Under normal conditions the research scientist is not an innovator but a solver of puzzles, and the puzzles upon which he concentrates are just those which he believes can be both stated and solved within the existing scientific tradition.
One important aspect of creativity is the field. It does it determine what is creative (and not madness) and what should be incorporated into the domain (e.g., journal publications, textbooks). And it can set limits to what can be done in an area. While I looked at the field primarily regarding its gate-keeper function and access to resources, I recently read an article by Thomas Gold about the way the field influences the way science itself develops (Gold, T. (1989). New Ideas in Science. Journal of Scientific Exploration, 3(2), 103-112.).

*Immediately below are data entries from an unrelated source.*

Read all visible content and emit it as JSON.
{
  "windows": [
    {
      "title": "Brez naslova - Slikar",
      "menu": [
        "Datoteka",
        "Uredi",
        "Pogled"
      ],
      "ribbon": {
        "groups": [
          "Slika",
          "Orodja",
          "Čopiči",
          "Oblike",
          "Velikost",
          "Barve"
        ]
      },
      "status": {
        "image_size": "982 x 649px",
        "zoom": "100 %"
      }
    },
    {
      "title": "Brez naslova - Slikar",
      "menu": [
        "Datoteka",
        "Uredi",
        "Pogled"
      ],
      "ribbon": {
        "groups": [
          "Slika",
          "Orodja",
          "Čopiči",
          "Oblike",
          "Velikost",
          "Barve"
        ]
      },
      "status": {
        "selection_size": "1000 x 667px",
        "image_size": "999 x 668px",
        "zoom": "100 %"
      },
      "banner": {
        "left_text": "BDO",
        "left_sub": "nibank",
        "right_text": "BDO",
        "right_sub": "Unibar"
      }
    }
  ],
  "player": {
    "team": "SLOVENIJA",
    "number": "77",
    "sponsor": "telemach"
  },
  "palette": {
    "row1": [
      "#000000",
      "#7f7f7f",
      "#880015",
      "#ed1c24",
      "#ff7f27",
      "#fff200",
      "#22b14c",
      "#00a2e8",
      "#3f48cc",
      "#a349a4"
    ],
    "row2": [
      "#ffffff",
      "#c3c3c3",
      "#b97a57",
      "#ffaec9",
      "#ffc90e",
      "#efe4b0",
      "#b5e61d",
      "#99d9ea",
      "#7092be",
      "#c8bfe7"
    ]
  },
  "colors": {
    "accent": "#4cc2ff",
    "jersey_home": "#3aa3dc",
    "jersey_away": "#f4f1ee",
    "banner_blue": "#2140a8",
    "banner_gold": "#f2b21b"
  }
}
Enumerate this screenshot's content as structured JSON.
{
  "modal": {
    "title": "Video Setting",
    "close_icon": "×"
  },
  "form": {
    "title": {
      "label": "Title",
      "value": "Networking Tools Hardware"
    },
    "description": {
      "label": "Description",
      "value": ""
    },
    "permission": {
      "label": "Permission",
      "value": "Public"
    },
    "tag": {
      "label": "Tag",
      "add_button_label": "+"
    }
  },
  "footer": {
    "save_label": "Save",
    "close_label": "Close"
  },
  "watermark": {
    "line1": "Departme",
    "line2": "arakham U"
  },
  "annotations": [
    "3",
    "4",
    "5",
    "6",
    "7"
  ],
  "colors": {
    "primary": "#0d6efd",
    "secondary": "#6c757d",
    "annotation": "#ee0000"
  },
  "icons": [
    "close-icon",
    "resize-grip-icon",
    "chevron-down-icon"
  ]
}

While the author clearly has (had) his own issues with the scientific community and the journal is somewhere on the fringe, he argues convincingly that the “herd instinct” many scientists show wreaks havoc on scientific progress. As a group effect it creates a false sense of unanimity and excludes alternatives which might be better explanations. Science that is “mainstream” is funded (where initially many people agreed on), which leads other scientists outside of the mainstream region to either fold or move closer to the mainstream region. Over time all scientists converge to the “established” position. There are no rational scientific arguments that move scientists closer to the mainstream region, “only” the pressures of getting funding and finding outlets for publication (i.e., it’s a question of individual survival in academia). Over time this leads to a false sense of unanimity — scientists have the same opinions, not because the topic is solved, but because this is the only way to survive.
The author describes that as a consequence, reviewers will ditch specific approaches or topics, but cannot give valid arguments for their decision. It also leads to what the author describes as “shoehorn science” — it’s easy to get funding for research that tires to integrate conflicting facts into the established framework. And, of course, science cannot function this way — progress is not made if the original position was not the right one.
In short, I agree with many points the author raises. It would be interesting to examine his hypotheses empirically … although one would have to have access to all submitted and rejected articles for a given topic for a few decades prior and after a paradigm change took place. But even without empirical data, I agree that the concerns are grave and worth to keep in mind. Sure, science is a social enterprise and the field is necessary to keep high scientific standards. But rejections of proposals for funding and articles should be based on arguments, and if there are none, perhaps then it’s time to find out empirically whether the idea has any merit or not (with special scrutiny regarding the way the research is conducted), instead of dismissing it simply because it lies outside the place where the herd roams.